ASSIGNMENT
Copy every line from the records below that carries the word "data".

─── INPUT MATERIAL ───

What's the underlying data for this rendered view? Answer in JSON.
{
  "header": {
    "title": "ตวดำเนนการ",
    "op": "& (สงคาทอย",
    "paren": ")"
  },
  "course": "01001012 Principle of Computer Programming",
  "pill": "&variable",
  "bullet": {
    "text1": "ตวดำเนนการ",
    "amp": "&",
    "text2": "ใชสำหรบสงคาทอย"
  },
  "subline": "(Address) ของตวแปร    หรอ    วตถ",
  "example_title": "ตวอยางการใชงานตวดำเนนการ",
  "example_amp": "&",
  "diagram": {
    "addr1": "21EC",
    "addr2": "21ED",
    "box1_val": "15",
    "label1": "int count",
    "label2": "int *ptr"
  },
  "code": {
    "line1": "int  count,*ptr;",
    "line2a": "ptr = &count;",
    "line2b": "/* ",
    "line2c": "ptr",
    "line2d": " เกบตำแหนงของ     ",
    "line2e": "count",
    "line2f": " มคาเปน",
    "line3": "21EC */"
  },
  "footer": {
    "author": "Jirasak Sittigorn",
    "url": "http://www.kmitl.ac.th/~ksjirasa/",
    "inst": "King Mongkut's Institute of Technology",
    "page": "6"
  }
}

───
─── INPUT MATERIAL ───

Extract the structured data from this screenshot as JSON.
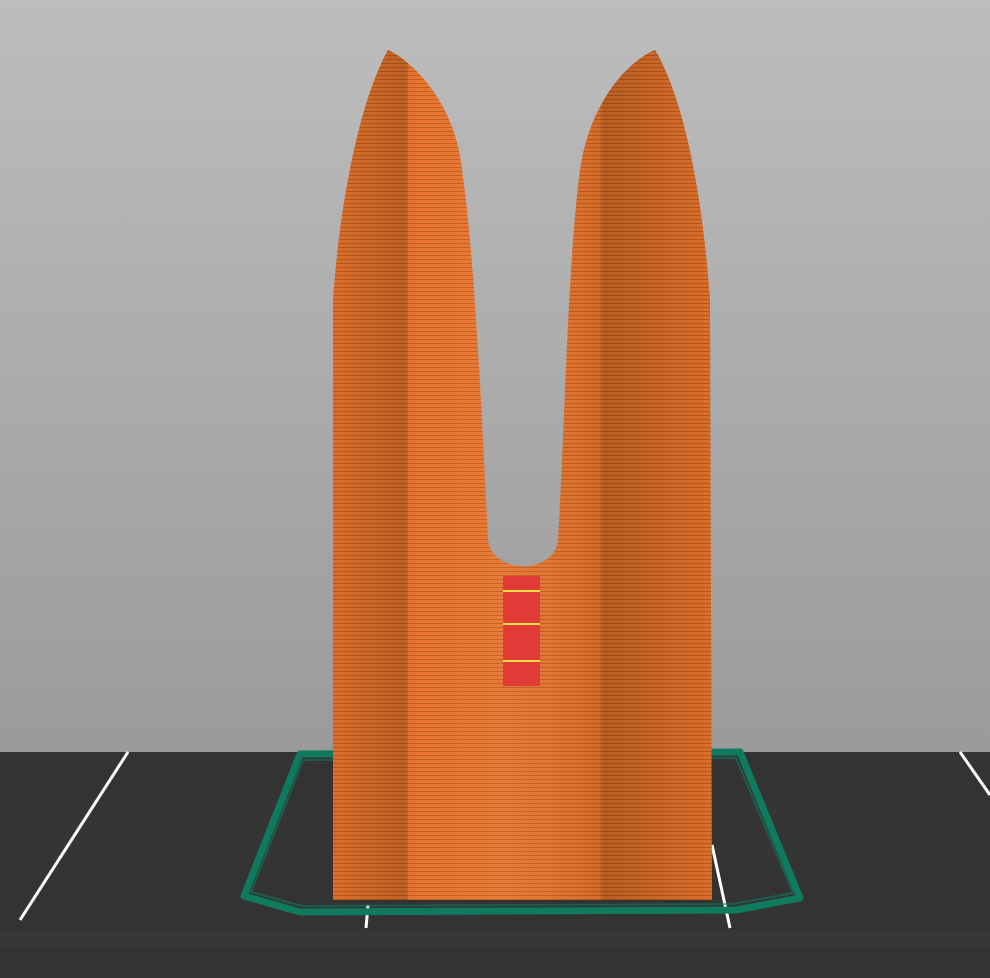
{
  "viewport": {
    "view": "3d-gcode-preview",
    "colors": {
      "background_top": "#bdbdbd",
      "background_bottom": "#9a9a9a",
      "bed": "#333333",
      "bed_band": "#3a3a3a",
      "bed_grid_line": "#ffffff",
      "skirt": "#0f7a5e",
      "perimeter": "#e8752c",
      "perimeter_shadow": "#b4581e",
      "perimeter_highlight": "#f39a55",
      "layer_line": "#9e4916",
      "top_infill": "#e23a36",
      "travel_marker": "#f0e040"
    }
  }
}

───

OUTPUT BELOW
What's the underlying data for this rendered view? Answer in JSON.
Extract the structured data from this screenshot as JSON.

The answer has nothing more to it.